Court Suspends Deduction Of 1.5pc Housing Levy

COTU Secretary General, Francis Atwoli.
cropped-leaderboard-ad

The government suffered a blow after Employment and Labor Relations Court suspended its plan to deduct 1.5 percent from employees for the National Housing Scheme. This is after a petition was filed by Central Organization of Trade Union (COTU) through lawyer Okwech Achiendo, urging the court to suspend the same pending the hearing of the case on grounds that there was no public participation.

Employment and labor relations court judge Hellen Wasilwa yesterday granted the orders in an urgent application filed by the workers umbrella body COTU. Justice Wasilwa, while granting the orders, further directed that the parties in the matter exchange documents before the hearing on January 21.

“That the matter is extremely urgent as the application seeks to stop the irregular imposition of 1.5 per cent VAT on salaries of the employees as there was no public participation in the Amendment Act 2007 through section 86 of the Finance Act, 2018,” ruled the judge.

COTU argues that the implementation of the 1.5 per cent on basic salaries of employees will drive them to servitude, resulting in widespread public discontent. They claim that the decision by the government to impose the deduction is in defiance of the express decision of the union and Kenyans.

In the court documents, COTU Secretary General Francis Atwoli argues that the sections of the Act require public debate to enable stakeholders to understand the implications of the provisions to the amendments of Section 31A and its financial implications.

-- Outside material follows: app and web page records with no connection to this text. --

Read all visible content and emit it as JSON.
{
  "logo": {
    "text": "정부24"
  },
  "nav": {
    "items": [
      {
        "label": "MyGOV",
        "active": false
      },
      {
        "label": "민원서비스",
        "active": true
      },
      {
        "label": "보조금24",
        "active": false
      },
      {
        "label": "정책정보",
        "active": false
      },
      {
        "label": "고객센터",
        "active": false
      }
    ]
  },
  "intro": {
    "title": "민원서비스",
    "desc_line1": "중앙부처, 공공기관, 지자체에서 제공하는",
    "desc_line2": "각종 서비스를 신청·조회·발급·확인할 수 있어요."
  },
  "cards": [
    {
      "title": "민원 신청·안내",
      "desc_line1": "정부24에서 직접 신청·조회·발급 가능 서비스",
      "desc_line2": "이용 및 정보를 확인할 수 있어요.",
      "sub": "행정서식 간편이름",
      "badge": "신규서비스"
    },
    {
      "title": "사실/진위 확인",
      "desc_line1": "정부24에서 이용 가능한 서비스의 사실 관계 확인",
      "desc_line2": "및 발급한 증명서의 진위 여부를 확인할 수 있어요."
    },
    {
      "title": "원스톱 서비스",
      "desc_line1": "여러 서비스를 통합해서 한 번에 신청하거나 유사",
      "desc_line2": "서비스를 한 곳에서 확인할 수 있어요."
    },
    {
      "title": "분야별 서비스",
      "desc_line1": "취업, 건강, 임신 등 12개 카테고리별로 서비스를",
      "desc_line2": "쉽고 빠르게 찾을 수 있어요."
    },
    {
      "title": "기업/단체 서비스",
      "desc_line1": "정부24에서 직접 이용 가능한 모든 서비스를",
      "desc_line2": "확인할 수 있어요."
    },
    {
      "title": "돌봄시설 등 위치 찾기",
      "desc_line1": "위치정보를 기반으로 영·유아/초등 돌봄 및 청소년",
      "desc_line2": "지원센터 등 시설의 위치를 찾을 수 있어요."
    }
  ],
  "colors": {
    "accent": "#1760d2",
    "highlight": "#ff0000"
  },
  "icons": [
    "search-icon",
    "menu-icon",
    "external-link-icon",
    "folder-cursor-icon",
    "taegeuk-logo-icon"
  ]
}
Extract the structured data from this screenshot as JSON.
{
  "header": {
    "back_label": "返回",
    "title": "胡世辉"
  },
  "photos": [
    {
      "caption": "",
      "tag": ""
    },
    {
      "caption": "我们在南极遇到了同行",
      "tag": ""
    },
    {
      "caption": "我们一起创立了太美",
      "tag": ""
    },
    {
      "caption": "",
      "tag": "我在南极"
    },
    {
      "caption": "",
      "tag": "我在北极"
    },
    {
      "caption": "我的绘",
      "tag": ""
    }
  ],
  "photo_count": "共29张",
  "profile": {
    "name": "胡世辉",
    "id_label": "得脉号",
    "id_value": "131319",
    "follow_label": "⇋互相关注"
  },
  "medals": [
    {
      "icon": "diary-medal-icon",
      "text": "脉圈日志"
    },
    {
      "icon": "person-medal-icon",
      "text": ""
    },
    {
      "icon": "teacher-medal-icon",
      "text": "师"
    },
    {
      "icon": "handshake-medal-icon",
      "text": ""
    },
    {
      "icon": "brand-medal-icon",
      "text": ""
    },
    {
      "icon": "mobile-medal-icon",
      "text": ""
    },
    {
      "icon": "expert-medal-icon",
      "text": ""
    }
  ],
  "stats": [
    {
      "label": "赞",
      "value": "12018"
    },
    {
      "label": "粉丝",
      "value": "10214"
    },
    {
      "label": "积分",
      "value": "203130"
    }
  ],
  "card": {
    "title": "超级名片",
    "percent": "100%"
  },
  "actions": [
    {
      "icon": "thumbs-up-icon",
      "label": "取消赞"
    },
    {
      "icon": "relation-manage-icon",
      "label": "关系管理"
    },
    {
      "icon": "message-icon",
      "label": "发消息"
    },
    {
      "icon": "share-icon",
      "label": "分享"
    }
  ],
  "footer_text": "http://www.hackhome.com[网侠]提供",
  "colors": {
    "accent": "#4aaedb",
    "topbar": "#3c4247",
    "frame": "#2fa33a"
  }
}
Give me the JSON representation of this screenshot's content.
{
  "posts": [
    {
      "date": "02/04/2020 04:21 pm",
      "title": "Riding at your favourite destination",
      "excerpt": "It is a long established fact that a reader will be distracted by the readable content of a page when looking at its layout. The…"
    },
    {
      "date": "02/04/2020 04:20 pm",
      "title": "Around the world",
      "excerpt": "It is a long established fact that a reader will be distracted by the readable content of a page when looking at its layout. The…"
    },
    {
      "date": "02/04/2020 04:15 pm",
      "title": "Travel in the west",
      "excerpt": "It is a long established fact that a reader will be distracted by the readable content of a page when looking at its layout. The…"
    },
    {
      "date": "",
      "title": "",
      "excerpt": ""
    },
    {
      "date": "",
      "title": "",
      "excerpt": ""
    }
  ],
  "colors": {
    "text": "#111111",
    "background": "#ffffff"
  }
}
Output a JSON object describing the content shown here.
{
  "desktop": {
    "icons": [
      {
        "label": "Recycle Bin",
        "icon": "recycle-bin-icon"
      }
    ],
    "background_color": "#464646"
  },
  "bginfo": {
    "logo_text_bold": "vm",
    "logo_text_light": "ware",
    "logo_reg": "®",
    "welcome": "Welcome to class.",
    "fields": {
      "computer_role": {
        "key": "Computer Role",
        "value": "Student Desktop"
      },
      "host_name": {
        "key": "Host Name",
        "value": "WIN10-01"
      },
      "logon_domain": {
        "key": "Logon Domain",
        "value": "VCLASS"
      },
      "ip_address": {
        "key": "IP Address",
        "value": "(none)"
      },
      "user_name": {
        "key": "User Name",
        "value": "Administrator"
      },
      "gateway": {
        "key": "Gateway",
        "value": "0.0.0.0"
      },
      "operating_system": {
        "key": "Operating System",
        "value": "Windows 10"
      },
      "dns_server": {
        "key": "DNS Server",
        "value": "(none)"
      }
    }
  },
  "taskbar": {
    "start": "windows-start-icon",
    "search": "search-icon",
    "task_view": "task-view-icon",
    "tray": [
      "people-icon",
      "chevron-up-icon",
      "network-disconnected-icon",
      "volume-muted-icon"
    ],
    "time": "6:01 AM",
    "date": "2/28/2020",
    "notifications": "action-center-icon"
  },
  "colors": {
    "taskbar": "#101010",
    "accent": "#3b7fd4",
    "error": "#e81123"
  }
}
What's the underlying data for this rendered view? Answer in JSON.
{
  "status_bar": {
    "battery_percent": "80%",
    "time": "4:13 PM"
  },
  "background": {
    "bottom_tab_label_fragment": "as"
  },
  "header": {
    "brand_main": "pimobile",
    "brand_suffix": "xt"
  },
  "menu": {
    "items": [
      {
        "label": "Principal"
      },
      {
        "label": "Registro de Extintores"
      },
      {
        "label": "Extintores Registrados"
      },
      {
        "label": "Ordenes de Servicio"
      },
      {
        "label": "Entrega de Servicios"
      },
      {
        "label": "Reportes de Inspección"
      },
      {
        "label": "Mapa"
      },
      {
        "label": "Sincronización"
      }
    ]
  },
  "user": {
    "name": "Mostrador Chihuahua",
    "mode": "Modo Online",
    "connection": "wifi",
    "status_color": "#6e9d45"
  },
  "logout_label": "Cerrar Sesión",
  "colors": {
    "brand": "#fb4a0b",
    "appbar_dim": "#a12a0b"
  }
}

“The court is enjoined to move with speed to protect the rule of law and to uphold the Constitution by declaring the imposition of 1.5 per cent housing developments levy on basic salary to be unconstitutional and therefore invalid null and void,” reads the court documents in part.

Atwoli states that the amendment of Section 31A offends Article 118 with respect to facilitation of public participation and involvement in its legislative and other business as there was no consultation with stakeholders in the labor movement.

“The petitioner is opposed to the proposed amendments because they don’t promote good governance, accountability and transparency,” claims lawyer Okwech Achiando. COTU claims that regulations have not been developed to guide the implementation of the levy, which was to come to effect on January 2019.

cropped-leaderboard-ad